## What you need to do
Begin with the line containing "Read all visible content and emit it as JSON." and end with the last line of the data below; return those lines exactly, and only those.

## Data for review
━━━━━━━━━━━━━━━━━━━━
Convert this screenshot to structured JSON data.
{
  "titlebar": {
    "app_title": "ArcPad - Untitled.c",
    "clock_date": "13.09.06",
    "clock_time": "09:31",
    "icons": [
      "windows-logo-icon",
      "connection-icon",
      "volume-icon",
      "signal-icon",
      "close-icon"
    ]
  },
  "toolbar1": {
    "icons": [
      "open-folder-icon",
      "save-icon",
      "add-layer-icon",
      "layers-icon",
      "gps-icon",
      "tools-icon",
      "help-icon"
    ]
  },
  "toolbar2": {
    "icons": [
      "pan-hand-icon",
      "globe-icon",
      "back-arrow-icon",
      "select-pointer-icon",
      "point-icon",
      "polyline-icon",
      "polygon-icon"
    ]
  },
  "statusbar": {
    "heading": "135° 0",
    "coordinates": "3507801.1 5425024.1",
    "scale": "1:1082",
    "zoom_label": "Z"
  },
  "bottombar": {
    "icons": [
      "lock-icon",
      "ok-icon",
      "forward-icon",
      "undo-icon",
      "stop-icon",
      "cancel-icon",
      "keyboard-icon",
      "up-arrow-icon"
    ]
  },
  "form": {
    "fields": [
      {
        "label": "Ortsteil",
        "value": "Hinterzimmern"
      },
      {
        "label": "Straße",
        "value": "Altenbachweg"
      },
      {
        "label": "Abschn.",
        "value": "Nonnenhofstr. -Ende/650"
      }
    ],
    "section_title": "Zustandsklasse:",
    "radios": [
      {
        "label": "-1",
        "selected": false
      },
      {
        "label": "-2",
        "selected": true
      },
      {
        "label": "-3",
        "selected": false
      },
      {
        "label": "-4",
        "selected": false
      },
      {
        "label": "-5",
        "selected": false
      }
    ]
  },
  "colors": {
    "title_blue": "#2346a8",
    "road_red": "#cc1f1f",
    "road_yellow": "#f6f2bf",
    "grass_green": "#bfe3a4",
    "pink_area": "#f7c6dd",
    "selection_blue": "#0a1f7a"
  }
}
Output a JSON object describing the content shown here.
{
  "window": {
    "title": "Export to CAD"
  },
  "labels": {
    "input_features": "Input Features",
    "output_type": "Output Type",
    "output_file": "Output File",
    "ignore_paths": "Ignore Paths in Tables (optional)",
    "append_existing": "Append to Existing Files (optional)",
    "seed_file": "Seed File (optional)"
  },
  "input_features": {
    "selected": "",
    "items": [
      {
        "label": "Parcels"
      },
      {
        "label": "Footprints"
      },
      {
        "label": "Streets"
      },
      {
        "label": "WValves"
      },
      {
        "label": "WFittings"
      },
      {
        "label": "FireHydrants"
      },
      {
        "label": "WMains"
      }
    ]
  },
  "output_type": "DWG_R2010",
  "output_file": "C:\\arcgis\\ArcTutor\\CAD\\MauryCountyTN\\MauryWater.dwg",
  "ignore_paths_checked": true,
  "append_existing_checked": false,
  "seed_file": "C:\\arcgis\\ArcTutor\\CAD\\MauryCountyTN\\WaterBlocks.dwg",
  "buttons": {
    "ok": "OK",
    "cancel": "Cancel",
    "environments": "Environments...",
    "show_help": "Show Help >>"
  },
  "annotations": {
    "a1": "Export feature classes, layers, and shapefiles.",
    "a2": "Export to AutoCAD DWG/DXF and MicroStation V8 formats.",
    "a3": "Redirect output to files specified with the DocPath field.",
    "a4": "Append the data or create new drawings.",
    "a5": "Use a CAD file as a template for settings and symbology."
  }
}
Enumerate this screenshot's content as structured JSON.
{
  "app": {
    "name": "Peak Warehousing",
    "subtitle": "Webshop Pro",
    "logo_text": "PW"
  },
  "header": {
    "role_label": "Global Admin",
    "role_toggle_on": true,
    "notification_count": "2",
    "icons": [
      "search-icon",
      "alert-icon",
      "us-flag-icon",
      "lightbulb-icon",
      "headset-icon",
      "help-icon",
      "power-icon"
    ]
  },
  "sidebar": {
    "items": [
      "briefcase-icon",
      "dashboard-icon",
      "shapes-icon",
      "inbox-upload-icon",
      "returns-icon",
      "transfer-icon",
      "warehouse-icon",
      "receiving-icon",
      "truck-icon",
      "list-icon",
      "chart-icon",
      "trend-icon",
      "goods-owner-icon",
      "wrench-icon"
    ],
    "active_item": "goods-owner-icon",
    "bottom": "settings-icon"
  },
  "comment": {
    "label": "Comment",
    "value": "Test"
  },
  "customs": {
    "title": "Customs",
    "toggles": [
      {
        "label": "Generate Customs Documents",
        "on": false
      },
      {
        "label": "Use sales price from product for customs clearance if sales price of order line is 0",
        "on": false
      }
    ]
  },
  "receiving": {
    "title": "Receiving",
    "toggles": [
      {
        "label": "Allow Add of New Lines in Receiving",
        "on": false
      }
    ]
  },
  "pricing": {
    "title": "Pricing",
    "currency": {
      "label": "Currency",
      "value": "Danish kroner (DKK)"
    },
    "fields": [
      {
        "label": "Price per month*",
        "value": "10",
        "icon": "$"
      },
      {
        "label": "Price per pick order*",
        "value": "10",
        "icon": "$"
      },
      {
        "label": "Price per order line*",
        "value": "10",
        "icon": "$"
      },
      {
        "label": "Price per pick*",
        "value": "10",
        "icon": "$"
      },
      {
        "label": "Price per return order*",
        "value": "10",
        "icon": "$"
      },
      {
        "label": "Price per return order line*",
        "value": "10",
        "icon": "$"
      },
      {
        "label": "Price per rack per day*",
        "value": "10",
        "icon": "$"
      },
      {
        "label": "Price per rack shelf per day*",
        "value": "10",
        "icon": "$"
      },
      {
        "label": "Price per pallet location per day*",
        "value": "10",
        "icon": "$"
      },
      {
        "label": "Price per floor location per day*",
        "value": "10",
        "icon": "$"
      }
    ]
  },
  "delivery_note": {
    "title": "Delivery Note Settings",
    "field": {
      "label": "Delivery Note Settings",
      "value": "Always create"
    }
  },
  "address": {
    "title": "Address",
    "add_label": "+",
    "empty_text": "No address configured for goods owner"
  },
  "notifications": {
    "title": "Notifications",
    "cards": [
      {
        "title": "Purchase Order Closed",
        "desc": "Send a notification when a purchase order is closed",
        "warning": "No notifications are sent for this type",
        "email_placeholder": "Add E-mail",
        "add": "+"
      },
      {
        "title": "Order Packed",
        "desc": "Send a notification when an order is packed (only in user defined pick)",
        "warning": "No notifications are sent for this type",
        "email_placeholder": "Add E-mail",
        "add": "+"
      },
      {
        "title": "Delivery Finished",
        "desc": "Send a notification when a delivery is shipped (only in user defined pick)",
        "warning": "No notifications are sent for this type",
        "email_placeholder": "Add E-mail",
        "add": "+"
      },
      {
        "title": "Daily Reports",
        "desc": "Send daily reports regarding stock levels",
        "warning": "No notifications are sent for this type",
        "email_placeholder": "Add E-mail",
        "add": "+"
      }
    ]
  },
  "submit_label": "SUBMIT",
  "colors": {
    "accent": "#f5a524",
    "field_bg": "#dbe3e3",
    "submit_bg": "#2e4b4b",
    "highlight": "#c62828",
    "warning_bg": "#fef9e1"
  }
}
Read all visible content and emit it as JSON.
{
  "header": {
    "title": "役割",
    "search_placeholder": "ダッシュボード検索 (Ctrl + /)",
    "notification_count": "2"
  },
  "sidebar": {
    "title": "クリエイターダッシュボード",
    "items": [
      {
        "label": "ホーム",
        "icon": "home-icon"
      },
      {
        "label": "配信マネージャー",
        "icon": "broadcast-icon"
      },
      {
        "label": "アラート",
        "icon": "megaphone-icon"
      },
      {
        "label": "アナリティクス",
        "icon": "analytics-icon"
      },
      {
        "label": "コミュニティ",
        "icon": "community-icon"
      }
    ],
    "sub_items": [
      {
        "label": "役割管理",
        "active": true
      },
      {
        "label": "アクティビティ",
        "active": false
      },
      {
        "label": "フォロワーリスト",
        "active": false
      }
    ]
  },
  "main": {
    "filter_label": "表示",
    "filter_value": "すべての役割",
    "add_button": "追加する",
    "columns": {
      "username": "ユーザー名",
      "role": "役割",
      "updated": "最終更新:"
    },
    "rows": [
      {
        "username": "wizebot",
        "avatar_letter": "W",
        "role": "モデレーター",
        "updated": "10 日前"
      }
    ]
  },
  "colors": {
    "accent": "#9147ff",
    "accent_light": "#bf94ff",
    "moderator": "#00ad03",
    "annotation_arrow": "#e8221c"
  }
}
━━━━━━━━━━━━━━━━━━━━
## Task result
Read all visible content and emit it as JSON.
{
  "header": {
    "title": "役割",
    "search_placeholder": "ダッシュボード検索 (Ctrl + /)",
    "notification_count": "2"
  },
  "sidebar": {
    "title": "クリエイターダッシュボード",
    "items": [
      {
        "label": "ホーム",
        "icon": "home-icon"
      },
      {
        "label": "配信マネージャー",
        "icon": "broadcast-icon"
      },
      {
        "label": "アラート",
        "icon": "megaphone-icon"
      },
      {
        "label": "アナリティクス",
        "icon": "analytics-icon"
      },
      {
        "label": "コミュニティ",
        "icon": "community-icon"
      }
    ],
    "sub_items": [
      {
        "label": "役割管理",
        "active": true
      },
      {
        "label": "アクティビティ",
        "active": false
      },
      {
        "label": "フォロワーリスト",
        "active": false
      }
    ]
  },
  "main": {
    "filter_label": "表示",
    "filter_value": "すべての役割",
    "add_button": "追加する",
    "columns": {
      "username": "ユーザー名",
      "role": "役割",
      "updated": "最終更新:"
    },
    "rows": [
      {
        "username": "wizebot",
        "avatar_letter": "W",
        "role": "モデレーター",
        "updated": "10 日前"
      }
    ]
  },
  "colors": {
    "accent": "#9147ff",
    "accent_light": "#bf94ff",
    "moderator": "#00ad03",
    "annotation_arrow": "#e8221c"
  }
}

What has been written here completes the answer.